NYCTA’s motion for summary judgment served 3 months after its Answer was providently denied by the lower court as premature. Parties should have a reasonable opportunity to conduct discovery prior to summary judgment. Okula v City of New York
Defendant’s motion to dismiss denied where the documentary evidence relied upon did not conclusively establish that it did not own the building abutting the sidewalk where the plaintiff slipped on snow and ice. Kalaj v Tortola Salon
The lower court providently exercised its discretion in denying plaintiff’s motion for summary judgment without prejudice to renew after discovery based on circumstances that little discovery had been conducted and depositions had not yet taken place. Sodhi v 112 Park Enters., LLC
Lower court providently granted so much of plaintiff’s motion to strike defendant’s Answer by striking defendant’s affirmative defense of justification for failure to produce an employee for deposition despite numerous court orders and for failing to notify plaintiff that witness had left its employ until after the motion was made. Defendant failed to show a reasonable excuse for not complying with the discovery orders. Crooke v Bonofacio
Defendant granted summary judgment upon proof that corporation did not perform any work on the sidewalk where the accident occurred. Issuance of permit was not proof that work was performed and plaintiff and codefendant owner’s reliance on a permit issued to Con Edison several years before which was not linked to the corporate defendant did not raise an issue of fact. OJon v Brown
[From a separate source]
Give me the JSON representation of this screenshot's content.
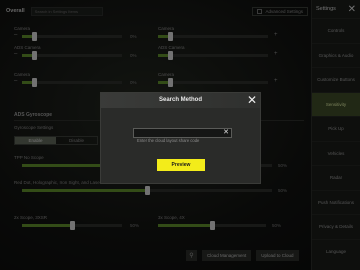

Town’s motion to dismiss causes of action for unlawful taking, abuse of process, and intentional infliction of emotional distress which were neither included in the Notice of Claim nor sufficient facts to make out those causes of action was granted. Cause of action for trespass was dismissed for failure to allege or show unlawful entry on the property where town’s employees entered the property to ring the doorbell or speak to the plaintiff and, on one occasion, pursuant to a search warrant. Complaint failed to state a cause of action on constitutional claims of equal protection for enforcement of town laws by failing to allege or show that plaintiff was treated differently than any similarly situated individual or group. Boring v Town of Babylon
|IF YOU MUST READ
Yelp reviews posted anonymously by plaintiff’s former partner contained mixed facts and opinions but overall would be viewed as opinions especially since internet reviews posted anonymously are not given much weight by internet users. Facebook message published to only 3 members of the plaintiff’s family were actionable. Publication to only one person is necessary to make maintain an action for defamation. Torati v Hodak
Defendant made out its prima facie entitlement to summary judgment and plaintiff failed to raise an issue of fact as to her claim of optical confusion. The court does not give the details of the claims or proofs. Richardson v Brookfield Props. OLP Co. LLC
Offending vehicle’s insurance carrier improperly disclaimed coverage by failing to show that its insured’s lack of cooperation was willful and obstructive. Stay of arbitration against injured’s carrier upheld. Matter of Government Empls. Ins. Co. v Fletcher